***** Task inputs
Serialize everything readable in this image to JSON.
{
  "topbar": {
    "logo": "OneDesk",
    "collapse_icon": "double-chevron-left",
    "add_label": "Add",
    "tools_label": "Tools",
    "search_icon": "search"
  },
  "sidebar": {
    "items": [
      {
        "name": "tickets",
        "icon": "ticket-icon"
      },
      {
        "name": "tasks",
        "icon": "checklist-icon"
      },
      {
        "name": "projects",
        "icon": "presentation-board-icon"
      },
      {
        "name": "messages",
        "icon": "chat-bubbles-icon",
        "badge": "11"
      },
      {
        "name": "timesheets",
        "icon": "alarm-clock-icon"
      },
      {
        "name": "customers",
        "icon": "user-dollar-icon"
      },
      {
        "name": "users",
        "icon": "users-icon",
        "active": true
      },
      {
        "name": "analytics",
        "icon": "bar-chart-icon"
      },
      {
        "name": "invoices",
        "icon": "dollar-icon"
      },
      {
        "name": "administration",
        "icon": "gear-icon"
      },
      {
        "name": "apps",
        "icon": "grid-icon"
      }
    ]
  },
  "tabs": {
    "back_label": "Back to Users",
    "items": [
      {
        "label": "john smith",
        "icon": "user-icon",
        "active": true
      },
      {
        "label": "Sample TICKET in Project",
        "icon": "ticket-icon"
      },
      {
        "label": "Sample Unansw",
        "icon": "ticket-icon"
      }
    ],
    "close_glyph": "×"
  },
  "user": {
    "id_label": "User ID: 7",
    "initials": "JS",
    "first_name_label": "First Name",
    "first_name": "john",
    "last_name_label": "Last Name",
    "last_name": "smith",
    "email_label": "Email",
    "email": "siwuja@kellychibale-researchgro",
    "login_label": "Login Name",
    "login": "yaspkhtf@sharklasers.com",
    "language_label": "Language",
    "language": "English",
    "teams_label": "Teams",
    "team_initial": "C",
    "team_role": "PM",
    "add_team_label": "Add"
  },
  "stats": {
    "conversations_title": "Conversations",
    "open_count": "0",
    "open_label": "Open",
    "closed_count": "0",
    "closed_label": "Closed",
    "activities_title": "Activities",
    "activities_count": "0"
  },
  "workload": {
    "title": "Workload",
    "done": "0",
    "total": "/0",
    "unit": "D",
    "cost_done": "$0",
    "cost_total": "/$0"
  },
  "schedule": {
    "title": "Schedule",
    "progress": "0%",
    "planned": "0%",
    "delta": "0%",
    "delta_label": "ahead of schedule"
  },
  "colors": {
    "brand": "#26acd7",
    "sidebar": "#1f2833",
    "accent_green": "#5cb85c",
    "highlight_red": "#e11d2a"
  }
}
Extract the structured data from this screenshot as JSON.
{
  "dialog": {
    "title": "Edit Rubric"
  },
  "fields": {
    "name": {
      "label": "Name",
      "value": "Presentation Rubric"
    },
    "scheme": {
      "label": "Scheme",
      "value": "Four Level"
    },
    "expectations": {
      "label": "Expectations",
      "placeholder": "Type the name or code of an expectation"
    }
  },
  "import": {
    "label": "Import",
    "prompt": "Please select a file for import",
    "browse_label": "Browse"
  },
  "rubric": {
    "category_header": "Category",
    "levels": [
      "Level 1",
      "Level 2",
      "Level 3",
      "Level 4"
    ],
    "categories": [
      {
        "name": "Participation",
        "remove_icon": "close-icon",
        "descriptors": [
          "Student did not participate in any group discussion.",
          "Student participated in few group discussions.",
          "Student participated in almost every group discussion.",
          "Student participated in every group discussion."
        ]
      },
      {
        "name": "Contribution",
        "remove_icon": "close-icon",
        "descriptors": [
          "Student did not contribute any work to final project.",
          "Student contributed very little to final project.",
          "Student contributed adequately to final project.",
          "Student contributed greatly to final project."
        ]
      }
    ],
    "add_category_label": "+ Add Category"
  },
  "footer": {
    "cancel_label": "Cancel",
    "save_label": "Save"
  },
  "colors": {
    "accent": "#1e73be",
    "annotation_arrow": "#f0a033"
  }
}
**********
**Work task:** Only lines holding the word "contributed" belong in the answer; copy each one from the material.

**Answer to this problem:**
          "Student contributed very little to final project.",
          "Student contributed adequately to final project.",
          "Student contributed greatly to final project."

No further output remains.